DATA SUPPLIED:
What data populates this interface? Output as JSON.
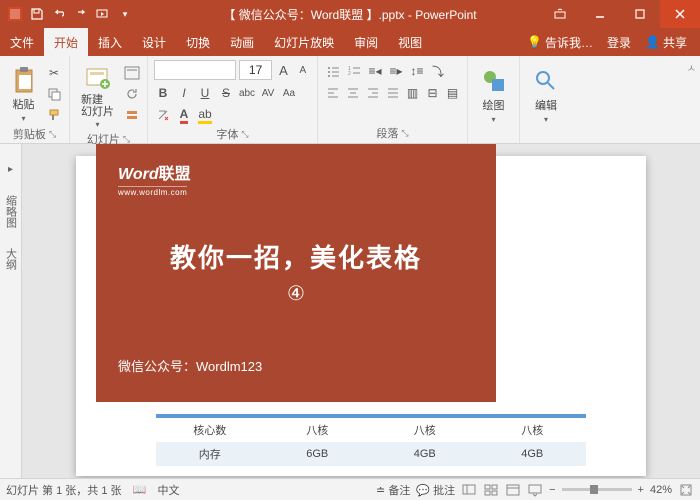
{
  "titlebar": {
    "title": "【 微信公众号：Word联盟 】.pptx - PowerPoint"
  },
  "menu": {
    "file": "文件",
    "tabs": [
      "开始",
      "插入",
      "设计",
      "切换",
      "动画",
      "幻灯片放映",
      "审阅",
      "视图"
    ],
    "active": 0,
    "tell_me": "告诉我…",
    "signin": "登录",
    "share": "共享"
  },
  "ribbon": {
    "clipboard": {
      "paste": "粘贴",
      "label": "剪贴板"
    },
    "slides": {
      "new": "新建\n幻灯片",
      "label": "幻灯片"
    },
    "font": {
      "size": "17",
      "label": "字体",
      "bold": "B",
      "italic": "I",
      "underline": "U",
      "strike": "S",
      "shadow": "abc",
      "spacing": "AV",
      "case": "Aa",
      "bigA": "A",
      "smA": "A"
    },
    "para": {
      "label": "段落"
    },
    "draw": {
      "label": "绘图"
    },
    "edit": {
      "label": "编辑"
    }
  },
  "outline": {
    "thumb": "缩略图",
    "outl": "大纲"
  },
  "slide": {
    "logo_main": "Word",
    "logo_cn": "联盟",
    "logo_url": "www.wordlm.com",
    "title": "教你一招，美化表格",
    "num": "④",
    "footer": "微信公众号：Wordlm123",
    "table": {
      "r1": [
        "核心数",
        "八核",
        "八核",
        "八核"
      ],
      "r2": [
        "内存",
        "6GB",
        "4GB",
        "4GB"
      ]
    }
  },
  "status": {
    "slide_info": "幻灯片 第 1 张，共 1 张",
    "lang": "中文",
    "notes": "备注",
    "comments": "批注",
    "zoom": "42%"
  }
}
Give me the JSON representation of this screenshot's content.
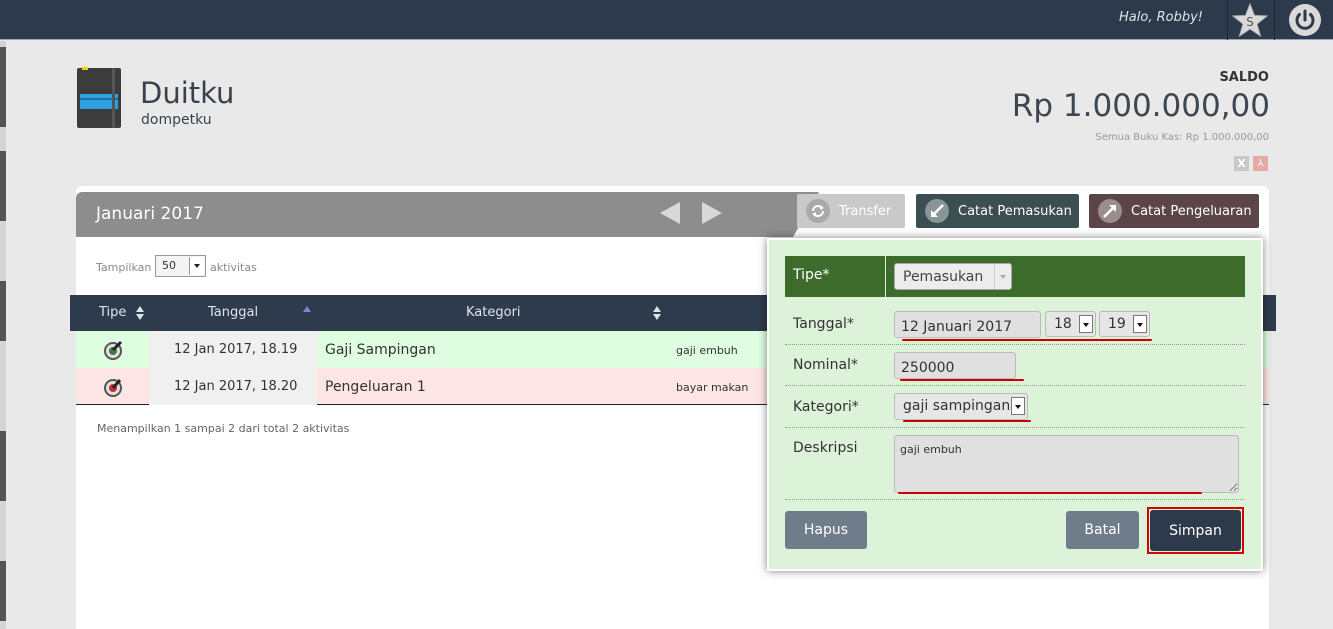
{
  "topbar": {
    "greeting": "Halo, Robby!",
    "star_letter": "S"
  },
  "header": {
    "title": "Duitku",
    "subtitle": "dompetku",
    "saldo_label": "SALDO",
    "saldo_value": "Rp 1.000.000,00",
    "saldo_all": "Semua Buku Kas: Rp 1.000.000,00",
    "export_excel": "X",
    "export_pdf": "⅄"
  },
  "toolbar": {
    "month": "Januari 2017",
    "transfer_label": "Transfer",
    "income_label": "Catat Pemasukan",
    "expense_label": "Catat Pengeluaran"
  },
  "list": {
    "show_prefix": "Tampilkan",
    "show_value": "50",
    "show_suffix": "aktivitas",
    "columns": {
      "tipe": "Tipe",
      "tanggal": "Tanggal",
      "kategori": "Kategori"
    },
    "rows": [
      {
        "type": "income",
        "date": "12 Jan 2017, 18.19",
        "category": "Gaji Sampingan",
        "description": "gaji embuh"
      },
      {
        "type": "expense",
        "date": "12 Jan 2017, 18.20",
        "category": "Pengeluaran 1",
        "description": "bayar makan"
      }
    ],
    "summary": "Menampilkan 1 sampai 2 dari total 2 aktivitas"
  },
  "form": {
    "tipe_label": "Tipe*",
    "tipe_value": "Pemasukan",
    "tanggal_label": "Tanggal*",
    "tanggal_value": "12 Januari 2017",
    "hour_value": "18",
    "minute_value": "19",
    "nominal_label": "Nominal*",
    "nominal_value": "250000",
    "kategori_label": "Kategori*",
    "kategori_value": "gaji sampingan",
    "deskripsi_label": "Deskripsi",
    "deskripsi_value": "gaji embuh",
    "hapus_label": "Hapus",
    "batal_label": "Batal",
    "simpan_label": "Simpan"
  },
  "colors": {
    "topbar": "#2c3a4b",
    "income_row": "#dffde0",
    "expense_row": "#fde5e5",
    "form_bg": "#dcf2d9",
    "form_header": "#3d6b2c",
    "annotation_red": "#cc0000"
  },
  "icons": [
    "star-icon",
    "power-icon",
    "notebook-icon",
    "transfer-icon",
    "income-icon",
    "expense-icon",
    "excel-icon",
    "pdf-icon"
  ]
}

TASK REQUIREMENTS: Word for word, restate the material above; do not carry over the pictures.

EXERCISE SOLUTION:
What data populates this interface? Output as JSON.
{
  "titlebar": {
    "title": "【 微信公众号：Word联盟 】.pptx - PowerPoint"
  },
  "menu": {
    "file": "文件",
    "tabs": [
      "开始",
      "插入",
      "设计",
      "切换",
      "动画",
      "幻灯片放映",
      "审阅",
      "视图"
    ],
    "active": 0,
    "tell_me": "告诉我…",
    "signin": "登录",
    "share": "共享"
  },
  "ribbon": {
    "clipboard": {
      "paste": "粘贴",
      "label": "剪贴板"
    },
    "slides": {
      "new": "新建\n幻灯片",
      "label": "幻灯片"
    },
    "font": {
      "size": "17",
      "label": "字体",
      "bold": "B",
      "italic": "I",
      "underline": "U",
      "strike": "S",
      "shadow": "abc",
      "spacing": "AV",
      "case": "Aa",
      "bigA": "A",
      "smA": "A"
    },
    "para": {
      "label": "段落"
    },
    "draw": {
      "label": "绘图"
    },
    "edit": {
      "label": "编辑"
    }
  },
  "outline": {
    "thumb": "缩略图",
    "outl": "大纲"
  },
  "slide": {
    "logo_main": "Word",
    "logo_cn": "联盟",
    "logo_url": "www.wordlm.com",
    "title": "教你一招，美化表格",
    "num": "④",
    "footer": "微信公众号：Wordlm123",
    "table": {
      "r1": [
        "核心数",
        "八核",
        "八核",
        "八核"
      ],
      "r2": [
        "内存",
        "6GB",
        "4GB",
        "4GB"
      ]
    }
  },
  "status": {
    "slide_info": "幻灯片 第 1 张，共 1 张",
    "lang": "中文",
    "notes": "备注",
    "comments": "批注",
    "zoom": "42%"
  }
}
Give me the JSON representation of this screenshot's content.
{
  "topbar": {
    "greeting": "Halo, Robby!",
    "star_letter": "S"
  },
  "header": {
    "title": "Duitku",
    "subtitle": "dompetku",
    "saldo_label": "SALDO",
    "saldo_value": "Rp 1.000.000,00",
    "saldo_all": "Semua Buku Kas: Rp 1.000.000,00",
    "export_excel": "X",
    "export_pdf": "⅄"
  },
  "toolbar": {
    "month": "Januari 2017",
    "transfer_label": "Transfer",
    "income_label": "Catat Pemasukan",
    "expense_label": "Catat Pengeluaran"
  },
  "list": {
    "show_prefix": "Tampilkan",
    "show_value": "50",
    "show_suffix": "aktivitas",
    "columns": {
      "tipe": "Tipe",
      "tanggal": "Tanggal",
      "kategori": "Kategori"
    },
    "rows": [
      {
        "type": "income",
        "date": "12 Jan 2017, 18.19",
        "category": "Gaji Sampingan",
        "description": "gaji embuh"
      },
      {
        "type": "expense",
        "date": "12 Jan 2017, 18.20",
        "category": "Pengeluaran 1",
        "description": "bayar makan"
      }
    ],
    "summary": "Menampilkan 1 sampai 2 dari total 2 aktivitas"
  },
  "form": {
    "tipe_label": "Tipe*",
    "tipe_value": "Pemasukan",
    "tanggal_label": "Tanggal*",
    "tanggal_value": "12 Januari 2017",
    "hour_value": "18",
    "minute_value": "19",
    "nominal_label": "Nominal*",
    "nominal_value": "250000",
    "kategori_label": "Kategori*",
    "kategori_value": "gaji sampingan",
    "deskripsi_label": "Deskripsi",
    "deskripsi_value": "gaji embuh",
    "hapus_label": "Hapus",
    "batal_label": "Batal",
    "simpan_label": "Simpan"
  },
  "colors": {
    "topbar": "#2c3a4b",
    "income_row": "#dffde0",
    "expense_row": "#fde5e5",
    "form_bg": "#dcf2d9",
    "form_header": "#3d6b2c",
    "annotation_red": "#cc0000"
  },
  "icons": [
    "star-icon",
    "power-icon",
    "notebook-icon",
    "transfer-icon",
    "income-icon",
    "expense-icon",
    "excel-icon",
    "pdf-icon"
  ]
}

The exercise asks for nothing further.